◆ WHAT NEEDS TO BE DONE
Which lines below hold the word "text"? Copy all of them.

◆ THE RECORDS
============
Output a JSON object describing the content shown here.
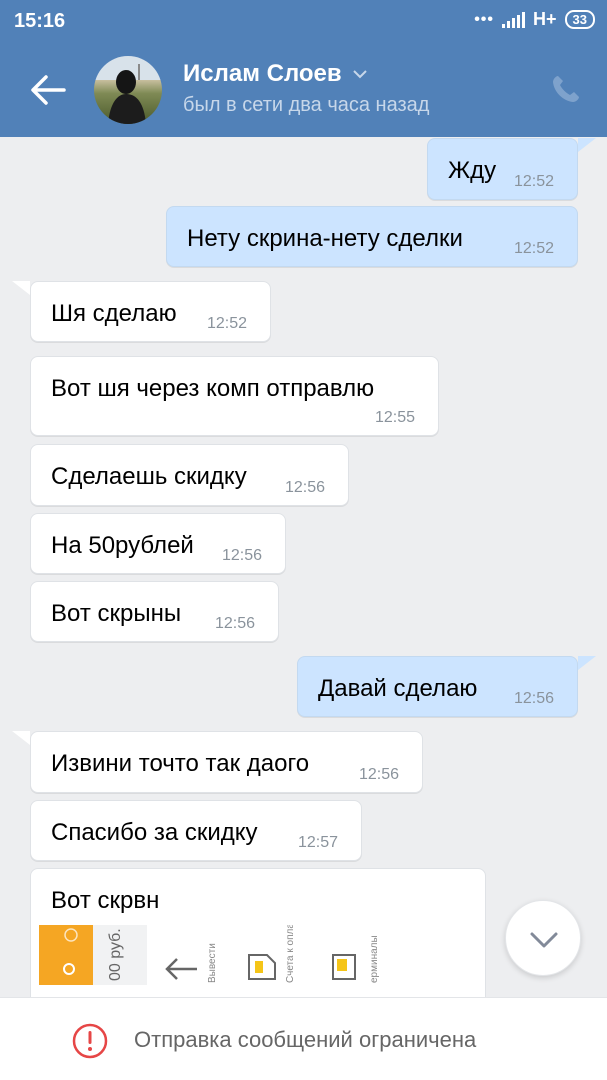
{
  "status_bar": {
    "time": "15:16",
    "network": "H+",
    "battery": "33"
  },
  "header": {
    "name": "Ислам Слоев",
    "status": "был в сети два часа назад"
  },
  "messages": [
    {
      "dir": "out",
      "text": "Жду",
      "time": "12:52"
    },
    {
      "dir": "out",
      "text": "Нету скрина-нету сделки",
      "time": "12:52"
    },
    {
      "dir": "in",
      "text": "Шя сделаю",
      "time": "12:52"
    },
    {
      "dir": "in",
      "text": "Вот шя через комп отправлю",
      "time": "12:55"
    },
    {
      "dir": "in",
      "text": "Сделаешь скидку",
      "time": "12:56"
    },
    {
      "dir": "in",
      "text": "На 50рублей",
      "time": "12:56"
    },
    {
      "dir": "in",
      "text": "Вот скрыны",
      "time": "12:56"
    },
    {
      "dir": "out",
      "text": "Давай сделаю",
      "time": "12:56"
    },
    {
      "dir": "in",
      "text": "Извини точто так даого",
      "time": "12:56"
    },
    {
      "dir": "in",
      "text": "Спасибо за скидку",
      "time": "12:57"
    },
    {
      "dir": "in",
      "text": "Вот скрвн",
      "time": ""
    }
  ],
  "attachment": {
    "amount": "00 руб.",
    "items": [
      "Вывести",
      "Счета к оплате",
      "ерминалы"
    ]
  },
  "bottom": {
    "text": "Отправка сообщений ограничена"
  },
  "colors": {
    "header": "#5181b8",
    "incoming": "#ffffff",
    "outgoing": "#cce4ff",
    "background": "#edeef0",
    "warning": "#e64646"
  }
}
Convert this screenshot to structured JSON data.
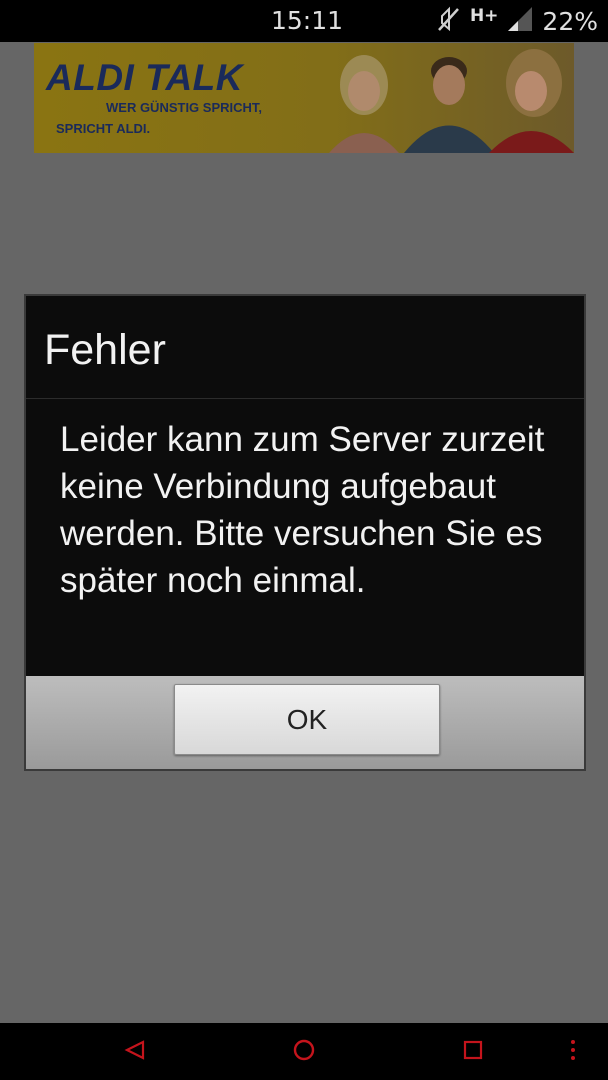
{
  "status_bar": {
    "time": "15:11",
    "network": "H+",
    "battery": "22%",
    "icons": [
      "mute-icon",
      "signal-icon"
    ]
  },
  "ad_banner": {
    "title": "ALDI TALK",
    "tagline_line1": "WER GÜNSTIG SPRICHT,",
    "tagline_line2": "SPRICHT ALDI."
  },
  "dialog": {
    "title": "Fehler",
    "message": "Leider kann zum Server zurzeit keine Verbindung aufgebaut werden. Bitte versuchen Sie es später noch einmal.",
    "ok_label": "OK"
  },
  "nav_bar": {
    "icons": [
      "back-icon",
      "home-icon",
      "recents-icon",
      "menu-icon"
    ],
    "accent_color": "#c4141c"
  }
}
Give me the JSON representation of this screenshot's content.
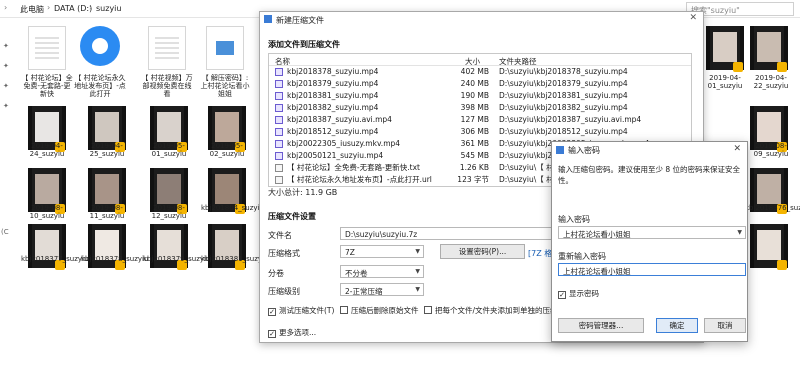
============
◆ REPLY TO THE TASK
      "text": "Жду",
      "text": "Нету скрина-нету сделки",
      "text": "Шя сделаю",
      "text": "Вот шя через комп отправлю",
      "text": "Сделаешь скидку",
      "text": "На 50рублей",
      "text": "Вот скрыны",
      "text": "Давай сделаю",
      "text": "Извини точто так даого",
      "text": "Спасибо за скидку",
      "text": "Вот скрвн",
    "text": "Отправка сообщений ограничена"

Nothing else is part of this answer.